Program helps schools conference-call US representatives on energy
Submitted by Eban Goodstein
*Teaching a course related to environment, energy or climate? *
Here is a great opportunity to get your students involved in high-level dialog with political leaders in Washington, DC.
The Bard Center for Environmental Policy, through our *C2C/EARTH week* project, is sponsoring state-wide and district-wide Skype dialogs across the country between campuses and their respective Senators and Congress people about climate, clean energy and green jobs.
Are you interested in having your class participate in one of these dialogs? If so, all you need to do is sign an invitation letter [we can send you an example, see email image]. That's it! We do the rest: invitation, scheduling, access to policy resources for your students, and suggested questions. We even staff the DC end of the Skype dialogs, bringing a laptop to the office of your Senator or Congressperson at the appointed time.
Once the call dates are set for *April or early May*, we will let you know. Your students can then participate directly in the dialog, offering questions to their political leaders. C2C will provide background information to help students prep on current issues related to climate, energy and jobs. Your campus AV staff will help you dial into the Skype conversation.
One example: In Pennsylvania, a consortium of schools is working with us to set up a Skype between several campuses and their two US Senators. Last year, we organized such campus to Congress conversations with 23 Senate offices, including Alexander (R-TN), Collins (R-ME), Corker (R-TN), Landrieu (D-LA), Levin (D-MI), Murkowsi (I-AK), Nelson (D-FL) and Stabenow (D-MI). Dozens of Congressmembers have also participated in these dialogs.
Please e-mail [see email image] if you would like to learn more.
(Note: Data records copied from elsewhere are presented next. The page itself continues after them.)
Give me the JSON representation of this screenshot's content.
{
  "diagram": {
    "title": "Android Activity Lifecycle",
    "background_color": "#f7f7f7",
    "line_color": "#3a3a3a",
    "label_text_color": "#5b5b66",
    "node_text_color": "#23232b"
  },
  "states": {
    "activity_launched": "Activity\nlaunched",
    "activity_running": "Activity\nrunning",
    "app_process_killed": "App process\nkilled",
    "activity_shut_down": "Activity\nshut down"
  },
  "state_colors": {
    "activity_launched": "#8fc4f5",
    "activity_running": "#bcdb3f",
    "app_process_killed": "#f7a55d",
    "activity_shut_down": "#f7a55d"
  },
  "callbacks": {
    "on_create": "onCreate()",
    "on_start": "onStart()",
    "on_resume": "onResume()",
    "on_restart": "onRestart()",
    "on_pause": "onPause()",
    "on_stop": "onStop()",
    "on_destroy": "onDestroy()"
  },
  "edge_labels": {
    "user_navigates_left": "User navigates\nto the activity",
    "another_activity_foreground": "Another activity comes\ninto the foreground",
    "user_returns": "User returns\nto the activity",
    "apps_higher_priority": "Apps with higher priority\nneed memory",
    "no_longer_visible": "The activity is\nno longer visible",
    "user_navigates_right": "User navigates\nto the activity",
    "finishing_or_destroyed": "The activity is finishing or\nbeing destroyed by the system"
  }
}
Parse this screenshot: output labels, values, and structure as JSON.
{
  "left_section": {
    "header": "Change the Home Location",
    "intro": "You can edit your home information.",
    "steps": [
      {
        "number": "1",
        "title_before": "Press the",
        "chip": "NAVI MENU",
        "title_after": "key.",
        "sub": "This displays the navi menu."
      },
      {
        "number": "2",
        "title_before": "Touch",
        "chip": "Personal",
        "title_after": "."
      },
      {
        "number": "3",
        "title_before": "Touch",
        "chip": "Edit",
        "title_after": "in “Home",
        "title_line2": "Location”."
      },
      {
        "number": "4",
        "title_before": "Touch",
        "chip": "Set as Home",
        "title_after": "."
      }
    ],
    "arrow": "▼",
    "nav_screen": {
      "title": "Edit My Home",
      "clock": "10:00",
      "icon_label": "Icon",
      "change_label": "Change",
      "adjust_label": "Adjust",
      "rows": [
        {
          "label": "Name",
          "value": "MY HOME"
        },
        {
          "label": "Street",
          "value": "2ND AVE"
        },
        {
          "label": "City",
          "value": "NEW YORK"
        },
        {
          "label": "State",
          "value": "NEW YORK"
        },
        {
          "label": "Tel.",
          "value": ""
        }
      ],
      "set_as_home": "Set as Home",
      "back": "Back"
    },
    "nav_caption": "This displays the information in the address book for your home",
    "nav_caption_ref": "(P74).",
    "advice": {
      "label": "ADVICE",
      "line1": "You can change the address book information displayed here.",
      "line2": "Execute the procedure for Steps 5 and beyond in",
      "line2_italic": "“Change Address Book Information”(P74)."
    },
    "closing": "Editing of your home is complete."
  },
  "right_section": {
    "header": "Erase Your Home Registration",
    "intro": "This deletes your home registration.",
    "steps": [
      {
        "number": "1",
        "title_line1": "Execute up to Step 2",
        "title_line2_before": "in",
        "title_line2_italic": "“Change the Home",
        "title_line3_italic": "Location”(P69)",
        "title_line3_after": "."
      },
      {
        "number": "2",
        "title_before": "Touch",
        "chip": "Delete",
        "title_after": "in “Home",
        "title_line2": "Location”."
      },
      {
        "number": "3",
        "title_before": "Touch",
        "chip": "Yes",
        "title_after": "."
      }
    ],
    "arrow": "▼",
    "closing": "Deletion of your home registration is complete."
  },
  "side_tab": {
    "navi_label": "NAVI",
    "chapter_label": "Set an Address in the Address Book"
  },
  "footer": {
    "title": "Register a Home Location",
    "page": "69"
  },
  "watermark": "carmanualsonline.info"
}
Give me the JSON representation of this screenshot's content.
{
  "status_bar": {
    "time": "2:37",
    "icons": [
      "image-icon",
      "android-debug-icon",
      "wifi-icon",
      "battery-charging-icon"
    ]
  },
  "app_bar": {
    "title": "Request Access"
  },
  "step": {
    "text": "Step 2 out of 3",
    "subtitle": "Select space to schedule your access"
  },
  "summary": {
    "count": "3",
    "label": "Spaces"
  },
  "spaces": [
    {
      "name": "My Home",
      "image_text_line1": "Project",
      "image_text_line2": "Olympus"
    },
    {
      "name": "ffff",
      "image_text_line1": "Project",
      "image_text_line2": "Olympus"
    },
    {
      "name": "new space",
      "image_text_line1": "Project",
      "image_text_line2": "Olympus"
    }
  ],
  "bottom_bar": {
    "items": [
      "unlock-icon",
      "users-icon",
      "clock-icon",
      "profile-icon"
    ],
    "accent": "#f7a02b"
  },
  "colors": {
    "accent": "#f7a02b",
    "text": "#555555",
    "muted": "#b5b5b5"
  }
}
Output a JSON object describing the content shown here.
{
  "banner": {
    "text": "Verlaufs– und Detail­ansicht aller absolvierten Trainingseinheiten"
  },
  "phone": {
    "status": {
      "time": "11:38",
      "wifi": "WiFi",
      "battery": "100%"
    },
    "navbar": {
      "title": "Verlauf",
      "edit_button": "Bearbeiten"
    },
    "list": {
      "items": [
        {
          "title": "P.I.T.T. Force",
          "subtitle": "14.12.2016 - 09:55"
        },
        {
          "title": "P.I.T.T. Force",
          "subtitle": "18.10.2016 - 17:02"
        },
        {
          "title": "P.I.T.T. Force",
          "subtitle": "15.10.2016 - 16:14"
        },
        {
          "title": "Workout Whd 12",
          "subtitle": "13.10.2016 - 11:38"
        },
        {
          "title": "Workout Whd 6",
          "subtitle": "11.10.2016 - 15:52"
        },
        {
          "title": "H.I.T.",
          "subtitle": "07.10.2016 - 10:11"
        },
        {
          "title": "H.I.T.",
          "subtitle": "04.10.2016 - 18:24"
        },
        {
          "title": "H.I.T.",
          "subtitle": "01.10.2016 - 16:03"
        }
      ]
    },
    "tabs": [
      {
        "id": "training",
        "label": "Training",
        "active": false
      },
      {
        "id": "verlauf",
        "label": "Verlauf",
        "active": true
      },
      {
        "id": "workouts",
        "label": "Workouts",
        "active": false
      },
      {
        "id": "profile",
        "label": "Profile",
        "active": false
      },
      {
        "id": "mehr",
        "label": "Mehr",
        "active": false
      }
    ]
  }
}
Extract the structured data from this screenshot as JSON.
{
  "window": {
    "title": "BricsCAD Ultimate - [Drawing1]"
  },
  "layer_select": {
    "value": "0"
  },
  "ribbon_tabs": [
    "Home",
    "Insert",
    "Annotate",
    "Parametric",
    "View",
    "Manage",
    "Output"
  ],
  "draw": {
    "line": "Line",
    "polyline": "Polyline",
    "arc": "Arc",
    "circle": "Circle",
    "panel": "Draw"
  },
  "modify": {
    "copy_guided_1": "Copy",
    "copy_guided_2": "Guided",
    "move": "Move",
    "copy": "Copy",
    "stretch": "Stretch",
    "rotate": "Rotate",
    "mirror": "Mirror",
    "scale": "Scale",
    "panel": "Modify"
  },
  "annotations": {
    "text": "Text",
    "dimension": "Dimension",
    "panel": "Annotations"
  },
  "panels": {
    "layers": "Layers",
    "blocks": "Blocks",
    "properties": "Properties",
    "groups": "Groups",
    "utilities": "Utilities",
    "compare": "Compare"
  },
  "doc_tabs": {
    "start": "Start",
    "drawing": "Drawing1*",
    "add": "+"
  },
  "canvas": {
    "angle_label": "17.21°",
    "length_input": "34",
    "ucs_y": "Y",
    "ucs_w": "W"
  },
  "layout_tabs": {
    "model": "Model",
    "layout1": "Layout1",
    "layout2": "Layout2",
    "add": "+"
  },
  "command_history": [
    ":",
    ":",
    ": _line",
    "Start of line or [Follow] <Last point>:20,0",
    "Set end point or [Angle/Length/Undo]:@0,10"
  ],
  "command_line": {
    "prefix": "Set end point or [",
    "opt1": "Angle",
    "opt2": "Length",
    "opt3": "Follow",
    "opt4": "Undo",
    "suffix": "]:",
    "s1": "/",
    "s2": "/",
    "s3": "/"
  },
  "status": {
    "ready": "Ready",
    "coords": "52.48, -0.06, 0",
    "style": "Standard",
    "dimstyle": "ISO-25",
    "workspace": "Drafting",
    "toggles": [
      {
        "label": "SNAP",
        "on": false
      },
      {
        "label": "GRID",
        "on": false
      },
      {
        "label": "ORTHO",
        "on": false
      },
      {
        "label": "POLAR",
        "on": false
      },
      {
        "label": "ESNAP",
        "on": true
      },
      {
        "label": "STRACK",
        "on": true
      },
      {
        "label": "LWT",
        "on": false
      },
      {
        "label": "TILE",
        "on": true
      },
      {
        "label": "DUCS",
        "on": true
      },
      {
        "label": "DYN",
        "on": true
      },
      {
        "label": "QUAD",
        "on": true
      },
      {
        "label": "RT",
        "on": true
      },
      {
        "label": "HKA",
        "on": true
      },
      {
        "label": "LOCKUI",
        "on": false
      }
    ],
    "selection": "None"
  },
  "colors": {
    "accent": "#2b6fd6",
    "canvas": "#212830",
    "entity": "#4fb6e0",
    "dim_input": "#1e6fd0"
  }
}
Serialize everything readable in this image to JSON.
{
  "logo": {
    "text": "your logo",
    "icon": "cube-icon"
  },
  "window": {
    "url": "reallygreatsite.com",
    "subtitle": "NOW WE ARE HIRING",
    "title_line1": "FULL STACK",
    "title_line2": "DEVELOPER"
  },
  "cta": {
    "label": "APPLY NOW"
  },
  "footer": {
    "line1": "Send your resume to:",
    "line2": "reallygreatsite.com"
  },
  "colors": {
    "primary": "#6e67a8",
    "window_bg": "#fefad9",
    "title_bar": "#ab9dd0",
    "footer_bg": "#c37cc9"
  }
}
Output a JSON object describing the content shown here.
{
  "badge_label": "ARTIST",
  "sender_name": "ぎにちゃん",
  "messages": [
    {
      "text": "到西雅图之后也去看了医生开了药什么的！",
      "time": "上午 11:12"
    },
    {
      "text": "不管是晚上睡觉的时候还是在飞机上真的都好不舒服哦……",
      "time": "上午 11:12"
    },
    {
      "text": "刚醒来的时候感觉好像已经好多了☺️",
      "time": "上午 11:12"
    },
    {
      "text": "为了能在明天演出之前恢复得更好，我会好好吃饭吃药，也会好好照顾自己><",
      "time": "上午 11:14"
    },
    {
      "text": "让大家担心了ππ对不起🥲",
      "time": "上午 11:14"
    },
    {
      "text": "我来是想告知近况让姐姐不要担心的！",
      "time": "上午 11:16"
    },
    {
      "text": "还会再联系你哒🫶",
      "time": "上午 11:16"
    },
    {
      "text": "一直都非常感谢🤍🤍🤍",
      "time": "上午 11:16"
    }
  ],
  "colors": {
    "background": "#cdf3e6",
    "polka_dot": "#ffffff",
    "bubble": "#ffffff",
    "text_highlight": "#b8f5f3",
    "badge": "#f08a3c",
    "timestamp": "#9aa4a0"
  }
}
With your help, we will get 100 important conversations launched between campus and Congress this Spring.
*C2C/EARTH week* is a nationwide educational dialog, not a lobbying effort. Political leaders from both sides of the aisle value these opportunities to talk about the work they do in a genuine way. Young people have the moral authority to move climate change and energy policy out of a partisan frame. For them, it is not about Republican and Democrat; it is about the future they will inherit.
If you would like to create this kind of opportunity for your students, please e-mail us at [see email image]. Thank you for your consideration.
Director, Bard Center for Environmental Policy